This era of Evidence Based Medicine (EBM) also emphasizes the importance of reading. In the past two decades or so, it has not only invaded clinical dealing of the patients but also the way HCP learn, teach and explore new theories.5 Reading plays a key role in keeping oneself informed about the latest and rare methods of medicine. EBM utilizes critical reading to the best of its ability with in-depth analysis of published trials and by identifying and testing ways to improve on healthcare. Today\\\'s HCP can improve their clinical skills by reading articles stressing on the statistics, public health aspect, epidemiology and ethical elements of their patient care.

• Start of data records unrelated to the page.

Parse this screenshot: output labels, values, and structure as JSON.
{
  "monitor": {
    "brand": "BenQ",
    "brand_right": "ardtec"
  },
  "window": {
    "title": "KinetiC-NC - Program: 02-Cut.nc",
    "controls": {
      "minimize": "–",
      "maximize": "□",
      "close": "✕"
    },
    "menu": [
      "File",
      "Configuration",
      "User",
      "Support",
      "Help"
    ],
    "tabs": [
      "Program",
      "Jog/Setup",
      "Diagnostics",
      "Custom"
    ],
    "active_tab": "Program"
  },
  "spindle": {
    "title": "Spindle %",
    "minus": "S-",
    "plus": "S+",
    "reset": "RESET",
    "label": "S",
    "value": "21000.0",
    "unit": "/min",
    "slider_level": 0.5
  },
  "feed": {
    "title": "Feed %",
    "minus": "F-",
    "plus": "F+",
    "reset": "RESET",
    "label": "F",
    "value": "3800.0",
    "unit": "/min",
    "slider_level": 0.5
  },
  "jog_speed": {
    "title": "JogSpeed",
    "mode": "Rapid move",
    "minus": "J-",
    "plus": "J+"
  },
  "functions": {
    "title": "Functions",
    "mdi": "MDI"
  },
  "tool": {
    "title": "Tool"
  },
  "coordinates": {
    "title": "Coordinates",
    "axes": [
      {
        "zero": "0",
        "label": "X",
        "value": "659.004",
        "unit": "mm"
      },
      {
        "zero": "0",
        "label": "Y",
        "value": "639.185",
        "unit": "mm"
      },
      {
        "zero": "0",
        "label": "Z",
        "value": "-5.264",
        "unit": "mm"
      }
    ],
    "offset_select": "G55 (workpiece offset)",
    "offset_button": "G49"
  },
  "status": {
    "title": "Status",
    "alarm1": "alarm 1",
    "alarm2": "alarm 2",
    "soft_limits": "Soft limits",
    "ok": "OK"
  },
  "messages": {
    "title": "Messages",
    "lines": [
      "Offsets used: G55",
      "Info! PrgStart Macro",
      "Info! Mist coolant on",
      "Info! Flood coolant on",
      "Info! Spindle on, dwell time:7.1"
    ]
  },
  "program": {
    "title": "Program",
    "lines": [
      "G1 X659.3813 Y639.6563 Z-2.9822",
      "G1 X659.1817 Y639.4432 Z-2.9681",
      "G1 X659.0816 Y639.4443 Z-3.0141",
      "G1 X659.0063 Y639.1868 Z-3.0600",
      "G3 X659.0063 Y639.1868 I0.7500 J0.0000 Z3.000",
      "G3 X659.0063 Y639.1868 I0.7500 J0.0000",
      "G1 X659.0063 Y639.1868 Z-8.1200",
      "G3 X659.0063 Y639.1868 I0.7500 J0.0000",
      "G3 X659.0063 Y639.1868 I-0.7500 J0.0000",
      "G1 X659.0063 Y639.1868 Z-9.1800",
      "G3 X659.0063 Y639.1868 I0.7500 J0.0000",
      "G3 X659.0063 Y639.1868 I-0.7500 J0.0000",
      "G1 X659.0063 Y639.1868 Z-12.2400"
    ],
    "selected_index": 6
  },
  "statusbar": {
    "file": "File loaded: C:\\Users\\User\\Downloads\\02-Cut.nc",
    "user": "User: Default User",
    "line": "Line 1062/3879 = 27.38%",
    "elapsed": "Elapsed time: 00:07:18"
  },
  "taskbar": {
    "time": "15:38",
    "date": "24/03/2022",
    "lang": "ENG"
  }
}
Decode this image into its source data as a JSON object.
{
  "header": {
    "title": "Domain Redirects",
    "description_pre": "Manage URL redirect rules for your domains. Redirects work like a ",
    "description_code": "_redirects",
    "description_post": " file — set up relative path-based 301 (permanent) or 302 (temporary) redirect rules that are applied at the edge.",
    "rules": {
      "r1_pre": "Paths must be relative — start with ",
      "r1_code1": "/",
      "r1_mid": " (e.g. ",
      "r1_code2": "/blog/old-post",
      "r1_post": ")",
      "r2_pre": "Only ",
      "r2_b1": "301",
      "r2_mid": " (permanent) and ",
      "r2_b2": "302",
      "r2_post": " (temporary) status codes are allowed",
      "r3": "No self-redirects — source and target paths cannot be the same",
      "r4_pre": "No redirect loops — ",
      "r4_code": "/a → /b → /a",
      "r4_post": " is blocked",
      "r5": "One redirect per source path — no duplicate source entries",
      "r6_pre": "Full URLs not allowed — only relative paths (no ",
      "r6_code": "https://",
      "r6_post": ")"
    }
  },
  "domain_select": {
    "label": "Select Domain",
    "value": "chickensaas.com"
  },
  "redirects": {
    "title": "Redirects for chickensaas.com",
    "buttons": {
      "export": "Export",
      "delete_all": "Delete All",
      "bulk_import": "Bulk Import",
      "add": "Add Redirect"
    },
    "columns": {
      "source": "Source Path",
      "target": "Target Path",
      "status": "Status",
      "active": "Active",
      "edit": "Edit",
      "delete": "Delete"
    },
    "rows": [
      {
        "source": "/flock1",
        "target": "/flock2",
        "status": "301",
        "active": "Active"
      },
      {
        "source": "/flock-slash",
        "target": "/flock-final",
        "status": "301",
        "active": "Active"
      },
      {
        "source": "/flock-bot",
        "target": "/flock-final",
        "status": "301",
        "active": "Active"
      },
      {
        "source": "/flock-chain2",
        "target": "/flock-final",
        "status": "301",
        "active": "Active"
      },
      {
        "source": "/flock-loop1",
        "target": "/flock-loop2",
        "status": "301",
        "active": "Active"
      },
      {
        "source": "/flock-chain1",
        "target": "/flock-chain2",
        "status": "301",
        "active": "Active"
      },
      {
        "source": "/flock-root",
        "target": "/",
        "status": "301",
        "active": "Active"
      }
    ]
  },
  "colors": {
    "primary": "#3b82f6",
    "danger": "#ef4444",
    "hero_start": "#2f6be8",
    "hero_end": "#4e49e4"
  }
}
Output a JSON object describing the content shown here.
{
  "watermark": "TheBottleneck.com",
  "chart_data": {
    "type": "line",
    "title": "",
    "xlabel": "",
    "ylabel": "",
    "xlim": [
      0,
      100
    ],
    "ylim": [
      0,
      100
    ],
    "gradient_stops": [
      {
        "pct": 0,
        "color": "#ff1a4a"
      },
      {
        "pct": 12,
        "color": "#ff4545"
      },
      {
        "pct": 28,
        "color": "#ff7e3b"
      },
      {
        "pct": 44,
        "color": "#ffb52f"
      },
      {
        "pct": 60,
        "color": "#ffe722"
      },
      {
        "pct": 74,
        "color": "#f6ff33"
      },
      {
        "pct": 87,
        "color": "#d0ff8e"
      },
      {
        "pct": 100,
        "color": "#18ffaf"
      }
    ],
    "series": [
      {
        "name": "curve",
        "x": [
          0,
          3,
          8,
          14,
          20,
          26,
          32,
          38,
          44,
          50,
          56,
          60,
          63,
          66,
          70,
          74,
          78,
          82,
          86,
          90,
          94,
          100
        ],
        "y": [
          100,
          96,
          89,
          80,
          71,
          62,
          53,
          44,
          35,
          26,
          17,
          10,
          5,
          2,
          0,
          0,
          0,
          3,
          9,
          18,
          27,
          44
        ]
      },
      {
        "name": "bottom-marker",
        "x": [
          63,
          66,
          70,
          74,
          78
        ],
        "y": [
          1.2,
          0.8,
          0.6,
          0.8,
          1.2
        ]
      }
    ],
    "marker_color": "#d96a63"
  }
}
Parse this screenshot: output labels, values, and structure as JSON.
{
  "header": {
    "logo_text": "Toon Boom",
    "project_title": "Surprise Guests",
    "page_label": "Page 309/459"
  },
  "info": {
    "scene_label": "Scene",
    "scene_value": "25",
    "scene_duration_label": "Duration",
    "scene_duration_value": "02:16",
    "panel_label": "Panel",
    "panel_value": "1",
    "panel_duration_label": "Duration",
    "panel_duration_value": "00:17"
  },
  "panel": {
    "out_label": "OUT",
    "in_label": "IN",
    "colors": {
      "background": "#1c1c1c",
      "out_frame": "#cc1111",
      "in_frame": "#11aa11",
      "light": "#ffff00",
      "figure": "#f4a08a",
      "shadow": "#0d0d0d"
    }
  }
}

We need to promote undergraduate and postgraduate students to have a frequent reading habit of medical journals. They must be encouraged to read up on any topic of their own interest and to discuss it with their mentors on weekly basis. This would not only improve their clinical skills but also expose them to medical journals and reporting formats. Consequentially when these students would write in biomedical journals the quality of reporting would improve.


1.Ejaz K, Shamim MS, Shamim MS, Hussain SA. Involvement of medical students and fresh medical graduates of Karachi, Pakistan in research. J Pak Med Assoc 2011; 61: 115-20.
2.Aseneiom Delaney Y. Investigating the reading-to-write construct. J Eng Acad Purposes 2008; 7: 140-50.
3.Kim JY. Development and validation of an ESL diagnostic reading-to-write test: An effect-driven approach. (Online) 2009 (Cited 2011 Sept 25) Available from URL: 1631046571&Fmt=7&clientI d=79356&RQT=309&VName=PQD.
4.Thomas DP. Introduction: How we read doctors\\\' writing. In: Luders HO, Noachtars, eds. Reading Doctors\\\' Writing: race, politics and power in indigenous health research, 1870-1969, Canberra: Aboriginal Studies Press, 2004; pp 1-10.
5.Roland M, Mélot C. [Critical reading and EBM : the LIFE trial]. Rev Med Brux 2007; 28: 97-110.

Journal of the Pakistan Medical Association has agreed to receive and publish manuscripts in accordance with the principles of the following committees: